This neat feature will likely appeal to photographers who love shooting the skies at night, and while we’re keen to see it on the E-M10, we’re checking with Olympus to see if it will ever be rolled out over a firmware update to the other OM-D models already released.

And if you’ve ever criticised Olympus for not throwing a flash in its mirror-less interchangeable lens cameras in the OM-D range, the E-M10 will be the first in this series to get them.

We even have a great reason as to why there was a pentaprism in the design, but no flash, and that’s because the pentaprism was, apparently, the perfect location for the 5-axis stabilisation sensors.

With that much technology inside, we’ve been told there wasn’t enough room for a flash in either the E-M5 or E-M1 cameras.

But in the E-M10 being announced this week, the stabilisation technology has dropped a couple of pegs, moving from 5-axis to a 3-axis model. With this drop, the technology is smaller and can accommodate a flash sitting around it, which is why this particular camera houses a flash, and the others do not.

There’s also a new lens for the kit, with a 14-42 that fits all of the elements in a slim profile that many in the photographic world refer to as a “pancake” lens.

This new lens is very small, and reminds us more of a compact camera, but is motorised, which helps Olympus keep it this small. There’s also a manual focus ring at the front, which keeps the camera and lens feeling like a piece of yesteryear.

A slim lens is only part of the package, though, as a new style of lens cap can be bought separately for this.

The Automatic Opening Lens Cap has a pretty obvious name, but as you’ll see from the animated picture below, makes it really easy to protect the lens by opening and closing for you when the camera turns on and off.

It’ll come in at around $40, but this specialty lens cap fits over the front of the new 14-42mm and based on the retraction of the lens, will either open or close.

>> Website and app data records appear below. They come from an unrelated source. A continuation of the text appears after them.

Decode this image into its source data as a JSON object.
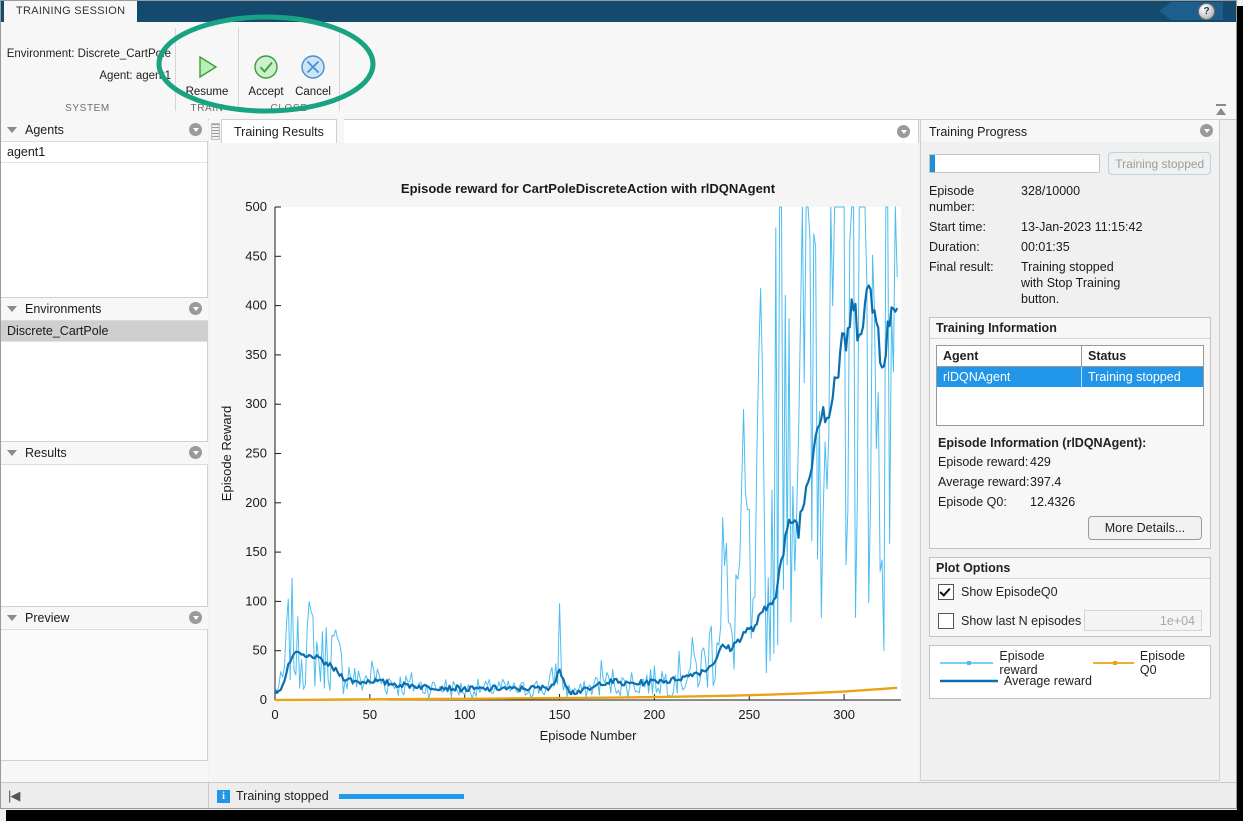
{
  "window": {
    "ribbon_tab": "TRAINING SESSION",
    "help_icon": "help-circle-icon",
    "collapse_icon": "collapse-ribbon-icon"
  },
  "ribbon": {
    "system": {
      "environment_line": "Environment: Discrete_CartPole",
      "agent_line": "Agent: agent1",
      "group_label": "SYSTEM"
    },
    "train": {
      "group_label": "TRAIN",
      "resume_label": "Resume",
      "resume_icon": "play-triangle-icon"
    },
    "close": {
      "group_label": "CLOSE",
      "accept_label": "Accept",
      "accept_icon": "check-circle-icon",
      "cancel_label": "Cancel",
      "cancel_icon": "x-circle-icon"
    },
    "annotation": {
      "shape": "ellipse-highlight",
      "color": "#18a383"
    }
  },
  "sidebar": {
    "panels": [
      {
        "title": "Agents",
        "close_icon": "panel-collapse-icon",
        "items": [
          {
            "label": "agent1",
            "selected": false
          }
        ]
      },
      {
        "title": "Environments",
        "close_icon": "panel-collapse-icon",
        "items": [
          {
            "label": "Discrete_CartPole",
            "selected": true
          }
        ]
      },
      {
        "title": "Results",
        "close_icon": "panel-collapse-icon",
        "items": []
      },
      {
        "title": "Preview",
        "close_icon": "panel-collapse-icon",
        "items": []
      }
    ]
  },
  "center": {
    "tab_label": "Training Results",
    "tab_close_icon": "panel-collapse-icon",
    "grip_icon": "drag-grip-icon"
  },
  "chart_data": {
    "type": "line",
    "title": "Episode reward for CartPoleDiscreteAction with rlDQNAgent",
    "xlabel": "Episode Number",
    "ylabel": "Episode Reward",
    "xlim": [
      0,
      330
    ],
    "ylim": [
      0,
      500
    ],
    "xticks": [
      0,
      50,
      100,
      150,
      200,
      250,
      300
    ],
    "yticks": [
      0,
      50,
      100,
      150,
      200,
      250,
      300,
      350,
      400,
      450,
      500
    ],
    "grid": false,
    "legend_position": "outside-right-panel",
    "series": [
      {
        "name": "Episode reward",
        "color": "#4dbdf0",
        "x": [
          0,
          4,
          8,
          12,
          16,
          20,
          24,
          28,
          32,
          36,
          40,
          44,
          48,
          52,
          56,
          60,
          64,
          68,
          72,
          76,
          80,
          84,
          88,
          92,
          96,
          100,
          104,
          108,
          112,
          116,
          120,
          124,
          128,
          132,
          136,
          140,
          144,
          148,
          150,
          152,
          154,
          156,
          158,
          160,
          164,
          168,
          172,
          176,
          180,
          184,
          188,
          192,
          196,
          200,
          204,
          208,
          212,
          216,
          220,
          224,
          228,
          232,
          236,
          240,
          244,
          248,
          252,
          256,
          260,
          264,
          268,
          272,
          276,
          280,
          284,
          288,
          292,
          296,
          300,
          304,
          308,
          312,
          316,
          320,
          324,
          328
        ],
        "y": [
          9,
          18,
          74,
          46,
          56,
          60,
          38,
          52,
          44,
          30,
          25,
          18,
          22,
          26,
          20,
          19,
          17,
          15,
          16,
          14,
          13,
          12,
          14,
          12,
          11,
          11,
          10,
          12,
          11,
          13,
          12,
          11,
          10,
          11,
          13,
          12,
          11,
          28,
          63,
          15,
          10,
          9,
          10,
          9,
          11,
          13,
          24,
          16,
          21,
          14,
          18,
          17,
          20,
          19,
          22,
          18,
          28,
          24,
          35,
          30,
          44,
          62,
          150,
          48,
          120,
          175,
          60,
          240,
          92,
          270,
          500,
          335,
          180,
          500,
          420,
          500,
          260,
          500,
          445,
          500,
          410,
          500,
          300,
          220,
          500,
          429
        ]
      },
      {
        "name": "Average reward",
        "color": "#0b6fb0",
        "x": [
          0,
          4,
          8,
          12,
          16,
          20,
          24,
          28,
          32,
          36,
          40,
          44,
          48,
          52,
          56,
          60,
          64,
          68,
          72,
          76,
          80,
          84,
          88,
          92,
          96,
          100,
          104,
          108,
          112,
          116,
          120,
          124,
          128,
          132,
          136,
          140,
          144,
          148,
          150,
          152,
          154,
          156,
          158,
          160,
          164,
          168,
          172,
          176,
          180,
          184,
          188,
          192,
          196,
          200,
          204,
          208,
          212,
          216,
          220,
          224,
          228,
          232,
          236,
          240,
          244,
          248,
          252,
          256,
          260,
          264,
          268,
          272,
          276,
          280,
          284,
          288,
          292,
          296,
          300,
          304,
          308,
          312,
          316,
          320,
          324,
          328
        ],
        "y": [
          8,
          14,
          40,
          48,
          43,
          45,
          40,
          36,
          30,
          23,
          20,
          18,
          19,
          20,
          18,
          17,
          16,
          15,
          15,
          14,
          13,
          13,
          13,
          12,
          12,
          11,
          11,
          11,
          11,
          12,
          12,
          11,
          11,
          12,
          12,
          12,
          13,
          18,
          32,
          22,
          14,
          8,
          8,
          9,
          10,
          12,
          18,
          18,
          19,
          16,
          17,
          17,
          18,
          19,
          20,
          19,
          22,
          23,
          27,
          28,
          32,
          40,
          55,
          52,
          60,
          70,
          72,
          85,
          95,
          110,
          150,
          185,
          175,
          215,
          260,
          300,
          290,
          330,
          360,
          390,
          385,
          410,
          395,
          350,
          380,
          397.4
        ]
      },
      {
        "name": "Episode Q0",
        "color": "#e8a317",
        "x": [
          0,
          20,
          40,
          60,
          80,
          100,
          120,
          140,
          160,
          180,
          200,
          220,
          240,
          260,
          280,
          300,
          320,
          328
        ],
        "y": [
          0.1,
          0.2,
          0.5,
          0.8,
          1.0,
          1.2,
          1.5,
          1.8,
          2.1,
          2.5,
          3.0,
          3.6,
          4.4,
          5.4,
          6.8,
          8.6,
          11.2,
          12.4
        ]
      }
    ]
  },
  "training_progress": {
    "panel_title": "Training Progress",
    "close_icon": "panel-collapse-icon",
    "progress_percent": 3,
    "progress_color": "#1e90d6",
    "stop_button_label": "Training stopped",
    "fields": [
      {
        "key": "Episode number:",
        "value": "328/10000"
      },
      {
        "key": "Start time:",
        "value": "13-Jan-2023 11:15:42"
      },
      {
        "key": "Duration:",
        "value": "00:01:35"
      },
      {
        "key": "Final result:",
        "value": "Training stopped with Stop Training button."
      }
    ],
    "training_information": {
      "title": "Training Information",
      "columns": [
        "Agent",
        "Status"
      ],
      "rows": [
        {
          "agent": "rlDQNAgent",
          "status": "Training stopped",
          "selected": true
        }
      ],
      "row_highlight_color": "#2196e8"
    },
    "episode_information": {
      "title": "Episode Information (rlDQNAgent):",
      "fields": [
        {
          "key": "Episode reward:",
          "value": "429"
        },
        {
          "key": "Average reward:",
          "value": "397.4"
        },
        {
          "key": "Episode Q0:",
          "value": "12.4326"
        }
      ],
      "more_details_label": "More Details..."
    },
    "plot_options": {
      "title": "Plot Options",
      "show_episode_q0": {
        "label": "Show EpisodeQ0",
        "checked": true
      },
      "show_last_n": {
        "label": "Show last N episodes",
        "checked": false,
        "field_value": "1e+04"
      }
    },
    "legend": [
      {
        "label": "Episode reward",
        "color": "#4dbdf0"
      },
      {
        "label": "Episode Q0",
        "color": "#e8a317"
      },
      {
        "label": "Average reward",
        "color": "#0b6fb0"
      }
    ]
  },
  "statusbar": {
    "first_icon": "go-to-start-icon",
    "info_icon": "info-icon",
    "info_glyph": "i",
    "message": "Training stopped",
    "bar_color": "#1e9ae8"
  }
}
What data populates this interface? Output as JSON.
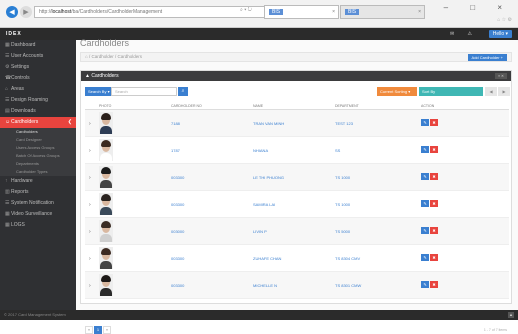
{
  "browser": {
    "url_prefix": "http://",
    "url_host": "localhost",
    "url_path": "/ba/Cardholders/CardholderManagement",
    "url_actions": "⌕ ▾ ↻",
    "tabs": [
      {
        "label": "BIS",
        "close": "×"
      },
      {
        "label": "BIS",
        "close": "×"
      }
    ],
    "window_controls": "– □ ×",
    "toolbar_icons": "⌂ ☆ ⚙"
  },
  "header": {
    "logo": "IDEX",
    "icons": "✉ ⚠",
    "user_label": "Hello ▾"
  },
  "sidebar": {
    "items": [
      {
        "icon": "▦",
        "label": "Dashboard"
      },
      {
        "icon": "☰",
        "label": "User Accounts"
      },
      {
        "icon": "⚙",
        "label": "Settings"
      },
      {
        "icon": "☎",
        "label": "Controls"
      },
      {
        "icon": "⌂",
        "label": "Areas"
      },
      {
        "icon": "☰",
        "label": "Design Roaming"
      },
      {
        "icon": "▤",
        "label": "Downloads"
      },
      {
        "icon": "☺",
        "label": "Cardholders",
        "active": true,
        "caret": "❮"
      }
    ],
    "sub_items": [
      {
        "label": "Cardholders",
        "current": true
      },
      {
        "label": "Card Designer"
      },
      {
        "label": "Users Access Groups"
      },
      {
        "label": "Batch Of Access Groups"
      },
      {
        "label": "Departments"
      },
      {
        "label": "Cardholder Types"
      }
    ],
    "items_after": [
      {
        "icon": "↑",
        "label": "Hardware"
      },
      {
        "icon": "▥",
        "label": "Reports"
      },
      {
        "icon": "☰",
        "label": "System Notification"
      },
      {
        "icon": "▦",
        "label": "Video Surveillance"
      },
      {
        "icon": "▦",
        "label": "LOGS"
      }
    ]
  },
  "content": {
    "page_title": "Cardholders",
    "breadcrumb": "⌂ / Cardholder / Cardholders",
    "add_button": "Add Cardholder +",
    "panel_title": "▲ Cardholders",
    "panel_tools": "≡ ✕",
    "filter_select": "Search By ▾",
    "search_placeholder": "Search",
    "search_icon": "⌕",
    "sort_button": "Current Sorting ▾",
    "sort_dropdown": "Sort By",
    "pager_buttons": [
      "◀",
      "▶"
    ],
    "columns": [
      "PHOTO",
      "CARDHOLDER NO",
      "NAME",
      "DEPARTMENT",
      "ACTION"
    ],
    "rows": [
      {
        "card": "7188",
        "name": "TRAN VAN MINH",
        "dept": "TEST 123",
        "hair": "#2a1f1a",
        "body": "#2e3d55"
      },
      {
        "card": "1787",
        "name": "NHIANA",
        "dept": "SS",
        "hair": "#3b2a20",
        "body": "#ffffff"
      },
      {
        "card": "003300",
        "name": "LE THI PHUONG",
        "dept": "TS 1000",
        "hair": "#1c1c1c",
        "body": "#444444"
      },
      {
        "card": "003300",
        "name": "SAMIRA LAI",
        "dept": "TS 1000",
        "hair": "#2b2420",
        "body": "#3a4a5a"
      },
      {
        "card": "003000",
        "name": "LIVIN P",
        "dept": "TS 5000",
        "hair": "#3a2c24",
        "body": "#cfcfcf"
      },
      {
        "card": "003300",
        "name": "ZUHAFE CHAN",
        "dept": "TS 8304 CMV",
        "hair": "#3d2b22",
        "body": "#444444"
      },
      {
        "card": "003300",
        "name": "MICHELLE N",
        "dept": "TS 8301 CMW",
        "hair": "#1e1a18",
        "body": "#2a2a2a"
      }
    ],
    "action_edit": "✎",
    "action_delete": "✖",
    "pager": [
      "«",
      "1",
      "»"
    ],
    "pager_info": "1 - 7 of 7 items"
  },
  "footer": {
    "text": "© 2017 Card Management System",
    "up": "▲"
  },
  "colors": {
    "accent": "#3a7fd0",
    "danger": "#e8443e",
    "sort": "#f08a3c",
    "teal": "#3fb7b4",
    "sidebar": "#2f3033"
  }
}
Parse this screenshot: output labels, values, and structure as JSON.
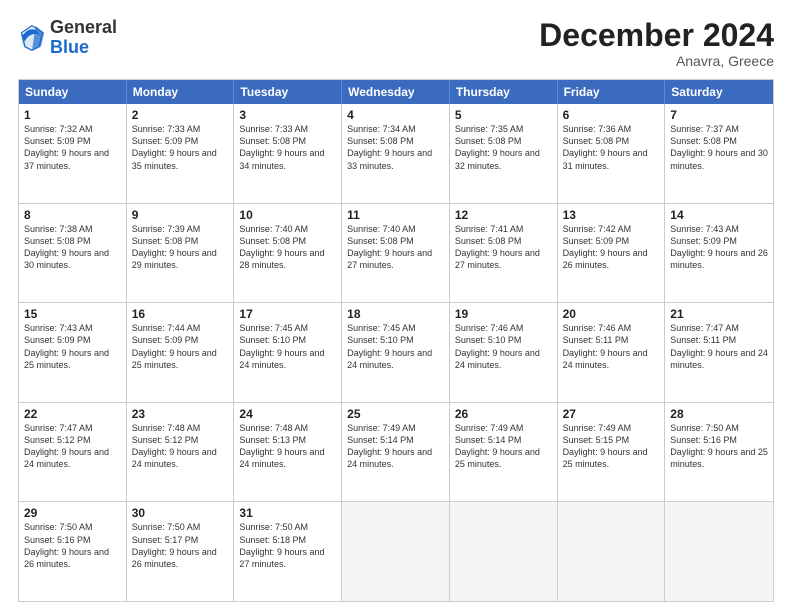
{
  "logo": {
    "general": "General",
    "blue": "Blue"
  },
  "header": {
    "month": "December 2024",
    "location": "Anavra, Greece"
  },
  "weekdays": [
    "Sunday",
    "Monday",
    "Tuesday",
    "Wednesday",
    "Thursday",
    "Friday",
    "Saturday"
  ],
  "weeks": [
    [
      {
        "day": "1",
        "sunrise": "Sunrise: 7:32 AM",
        "sunset": "Sunset: 5:09 PM",
        "daylight": "Daylight: 9 hours and 37 minutes."
      },
      {
        "day": "2",
        "sunrise": "Sunrise: 7:33 AM",
        "sunset": "Sunset: 5:09 PM",
        "daylight": "Daylight: 9 hours and 35 minutes."
      },
      {
        "day": "3",
        "sunrise": "Sunrise: 7:33 AM",
        "sunset": "Sunset: 5:08 PM",
        "daylight": "Daylight: 9 hours and 34 minutes."
      },
      {
        "day": "4",
        "sunrise": "Sunrise: 7:34 AM",
        "sunset": "Sunset: 5:08 PM",
        "daylight": "Daylight: 9 hours and 33 minutes."
      },
      {
        "day": "5",
        "sunrise": "Sunrise: 7:35 AM",
        "sunset": "Sunset: 5:08 PM",
        "daylight": "Daylight: 9 hours and 32 minutes."
      },
      {
        "day": "6",
        "sunrise": "Sunrise: 7:36 AM",
        "sunset": "Sunset: 5:08 PM",
        "daylight": "Daylight: 9 hours and 31 minutes."
      },
      {
        "day": "7",
        "sunrise": "Sunrise: 7:37 AM",
        "sunset": "Sunset: 5:08 PM",
        "daylight": "Daylight: 9 hours and 30 minutes."
      }
    ],
    [
      {
        "day": "8",
        "sunrise": "Sunrise: 7:38 AM",
        "sunset": "Sunset: 5:08 PM",
        "daylight": "Daylight: 9 hours and 30 minutes."
      },
      {
        "day": "9",
        "sunrise": "Sunrise: 7:39 AM",
        "sunset": "Sunset: 5:08 PM",
        "daylight": "Daylight: 9 hours and 29 minutes."
      },
      {
        "day": "10",
        "sunrise": "Sunrise: 7:40 AM",
        "sunset": "Sunset: 5:08 PM",
        "daylight": "Daylight: 9 hours and 28 minutes."
      },
      {
        "day": "11",
        "sunrise": "Sunrise: 7:40 AM",
        "sunset": "Sunset: 5:08 PM",
        "daylight": "Daylight: 9 hours and 27 minutes."
      },
      {
        "day": "12",
        "sunrise": "Sunrise: 7:41 AM",
        "sunset": "Sunset: 5:08 PM",
        "daylight": "Daylight: 9 hours and 27 minutes."
      },
      {
        "day": "13",
        "sunrise": "Sunrise: 7:42 AM",
        "sunset": "Sunset: 5:09 PM",
        "daylight": "Daylight: 9 hours and 26 minutes."
      },
      {
        "day": "14",
        "sunrise": "Sunrise: 7:43 AM",
        "sunset": "Sunset: 5:09 PM",
        "daylight": "Daylight: 9 hours and 26 minutes."
      }
    ],
    [
      {
        "day": "15",
        "sunrise": "Sunrise: 7:43 AM",
        "sunset": "Sunset: 5:09 PM",
        "daylight": "Daylight: 9 hours and 25 minutes."
      },
      {
        "day": "16",
        "sunrise": "Sunrise: 7:44 AM",
        "sunset": "Sunset: 5:09 PM",
        "daylight": "Daylight: 9 hours and 25 minutes."
      },
      {
        "day": "17",
        "sunrise": "Sunrise: 7:45 AM",
        "sunset": "Sunset: 5:10 PM",
        "daylight": "Daylight: 9 hours and 24 minutes."
      },
      {
        "day": "18",
        "sunrise": "Sunrise: 7:45 AM",
        "sunset": "Sunset: 5:10 PM",
        "daylight": "Daylight: 9 hours and 24 minutes."
      },
      {
        "day": "19",
        "sunrise": "Sunrise: 7:46 AM",
        "sunset": "Sunset: 5:10 PM",
        "daylight": "Daylight: 9 hours and 24 minutes."
      },
      {
        "day": "20",
        "sunrise": "Sunrise: 7:46 AM",
        "sunset": "Sunset: 5:11 PM",
        "daylight": "Daylight: 9 hours and 24 minutes."
      },
      {
        "day": "21",
        "sunrise": "Sunrise: 7:47 AM",
        "sunset": "Sunset: 5:11 PM",
        "daylight": "Daylight: 9 hours and 24 minutes."
      }
    ],
    [
      {
        "day": "22",
        "sunrise": "Sunrise: 7:47 AM",
        "sunset": "Sunset: 5:12 PM",
        "daylight": "Daylight: 9 hours and 24 minutes."
      },
      {
        "day": "23",
        "sunrise": "Sunrise: 7:48 AM",
        "sunset": "Sunset: 5:12 PM",
        "daylight": "Daylight: 9 hours and 24 minutes."
      },
      {
        "day": "24",
        "sunrise": "Sunrise: 7:48 AM",
        "sunset": "Sunset: 5:13 PM",
        "daylight": "Daylight: 9 hours and 24 minutes."
      },
      {
        "day": "25",
        "sunrise": "Sunrise: 7:49 AM",
        "sunset": "Sunset: 5:14 PM",
        "daylight": "Daylight: 9 hours and 24 minutes."
      },
      {
        "day": "26",
        "sunrise": "Sunrise: 7:49 AM",
        "sunset": "Sunset: 5:14 PM",
        "daylight": "Daylight: 9 hours and 25 minutes."
      },
      {
        "day": "27",
        "sunrise": "Sunrise: 7:49 AM",
        "sunset": "Sunset: 5:15 PM",
        "daylight": "Daylight: 9 hours and 25 minutes."
      },
      {
        "day": "28",
        "sunrise": "Sunrise: 7:50 AM",
        "sunset": "Sunset: 5:16 PM",
        "daylight": "Daylight: 9 hours and 25 minutes."
      }
    ],
    [
      {
        "day": "29",
        "sunrise": "Sunrise: 7:50 AM",
        "sunset": "Sunset: 5:16 PM",
        "daylight": "Daylight: 9 hours and 26 minutes."
      },
      {
        "day": "30",
        "sunrise": "Sunrise: 7:50 AM",
        "sunset": "Sunset: 5:17 PM",
        "daylight": "Daylight: 9 hours and 26 minutes."
      },
      {
        "day": "31",
        "sunrise": "Sunrise: 7:50 AM",
        "sunset": "Sunset: 5:18 PM",
        "daylight": "Daylight: 9 hours and 27 minutes."
      },
      null,
      null,
      null,
      null
    ]
  ]
}
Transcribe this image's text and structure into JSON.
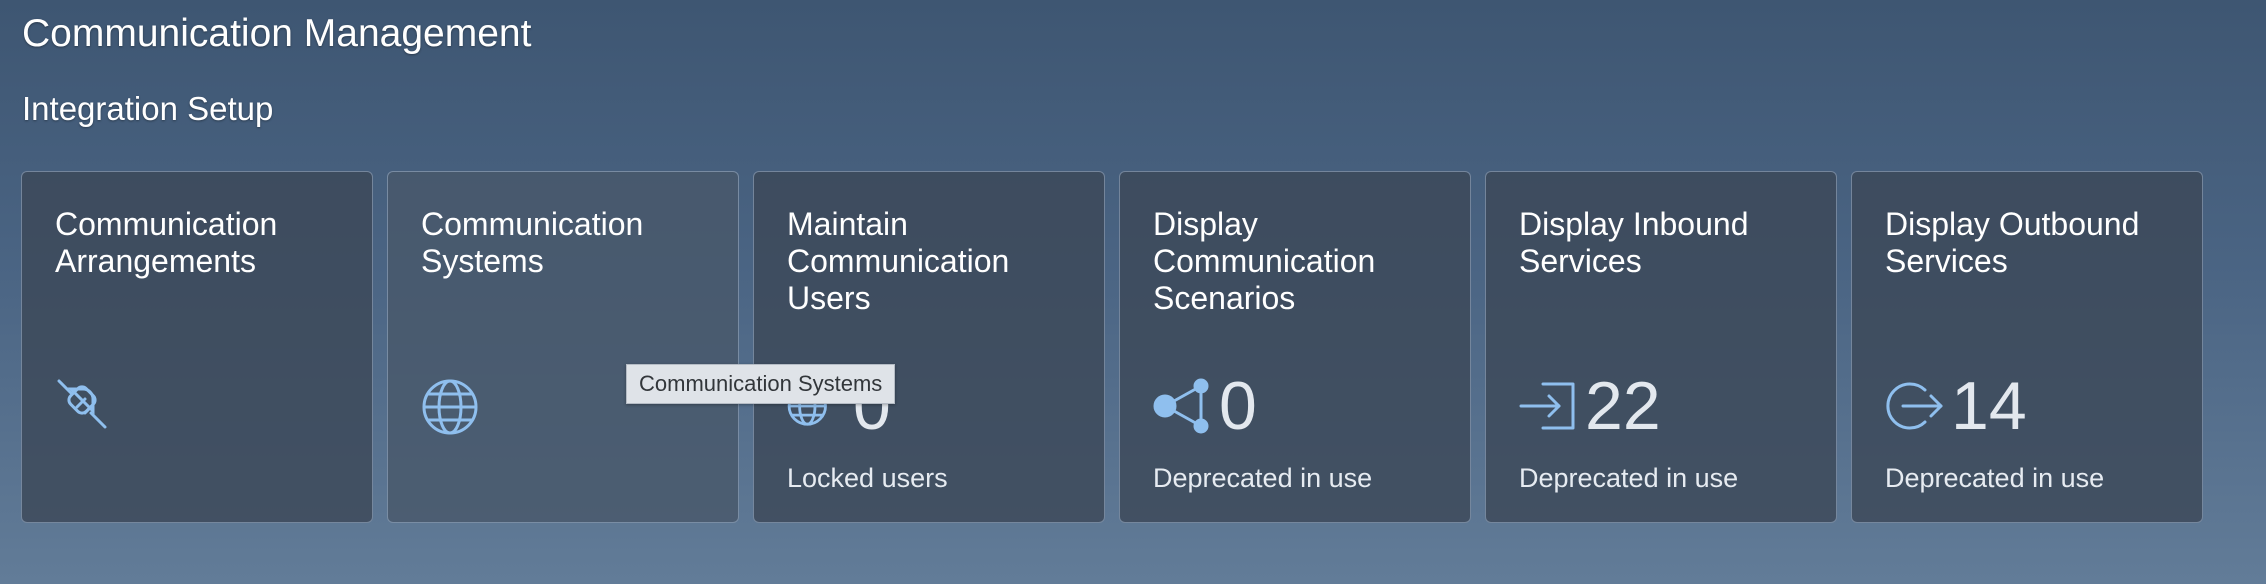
{
  "page": {
    "title": "Communication Management",
    "section_title": "Integration Setup"
  },
  "tiles": [
    {
      "title": "Communication Arrangements",
      "icon": "plug-disconnected-icon"
    },
    {
      "title": "Communication Systems",
      "icon": "globe-icon"
    },
    {
      "title": "Maintain Communication Users",
      "icon": "globe-icon",
      "value": "0",
      "footer": "Locked users"
    },
    {
      "title": "Display Communication Scenarios",
      "icon": "network-share-icon",
      "value": "0",
      "footer": "Deprecated in use"
    },
    {
      "title": "Display Inbound Services",
      "icon": "inbound-arrow-icon",
      "value": "22",
      "footer": "Deprecated in use"
    },
    {
      "title": "Display Outbound Services",
      "icon": "outbound-arrow-icon",
      "value": "14",
      "footer": "Deprecated in use"
    }
  ],
  "tooltip": {
    "text": "Communication Systems"
  },
  "colors": {
    "icon_accent": "#8fbfee",
    "tile_background": "#3c4858",
    "tooltip_background": "#dfe3e8"
  }
}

The 14-42mm is set to F3.5-5.6, and will be joined by a new 25mm F1.8, which is a much needed lens and essentially provides a low-light 50mm equivalent from the SLRs.